If you wanted something more realtime, you could check out the update callback. @koaning has a great video on it to track annotator speed:
Since, you're using feed_overlap is true, be sure to update Prodigy today. Yesterday, we released v1.11.9 which fixed a lingering bug of "duplicated" annotations in high latency/multiple annotators sessions.
Also, it's worth mentioning the team is working very hard on releasing Prodigy v2 in a few months. This will add even greater customization to feed_overlap (e.g., what if you want only a certain percentage overlapping across annotators).
For the release of Prodigy v2, we have some exciting new features and a significant redesign to the way examples are sent to different annotators. Specifically, this redesign will eliminate the need for this tradeoff and should eliminate 100% of unwanted duplicates.
It will also bring more customization to the feed_overlap setting like setting the number of annotations you want for each task , or configuring a percentage of examples to have overlapping annotations for. We're even working on registering custom policies to distribute work to different annotators.
Also, since you're looking at having multiple annotators, be sure to check out @pmbaumgartner great Inter-annotator Agreement recipes. This can allow you to better "calibrate" how consistent annotators are (see Peter's wonderful NormConf talk on why calibration is important). We'd love feedback as this project is evolving!
Thanks again for your questions (sorry about dumping a ton of resources). Hopefully you have plenty of resources and please post back if you have interesting experiments or link to blog/paper if you're successful!
I haven't used ngrok extensively (i.e., beyond only having one annotator). You may need to research it to find how you can pass the session name (if it's possible). Remember, ngrok is a "quick-and-dirty" tool. It is by no means a perfect solution, especially when handling many annotators. You may also want to try localtunnel as an alternative.
the current dataset is not included in the list. Does the Prodigy session need to end so that it saves or can I access the dataset while running? Because my session is still running since some annotators still did not finish
No, you don't need to end your session. Annotations are saved to the database after each batch. That is, click the "save" button or complete 1 batch, which by default is 10 annotations.
For example, run a recipe into a new dataset. Annotate 10 examples, but don't save or go to the 11th example (if you still have default batch size 10). Then try to look records in that dataset. You should likely not see anything. However, click the save button (or proceed). Now try to look at your data again. You should see your examples.
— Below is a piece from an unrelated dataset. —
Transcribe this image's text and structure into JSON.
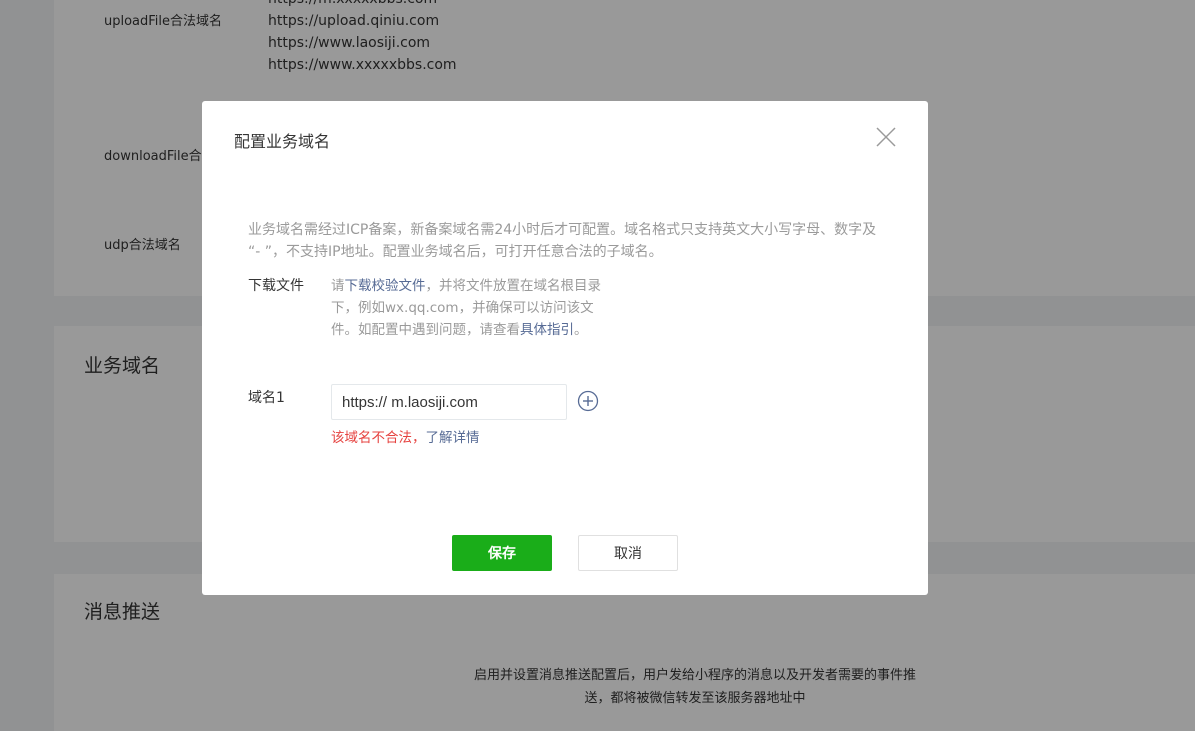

If you don't then you may not be looking at the correct dataset.
Also, consider adding in logging when running your recipes. When you do this, you should see your examples when they're sent to the database (let alone, it'll confirm the name of your database).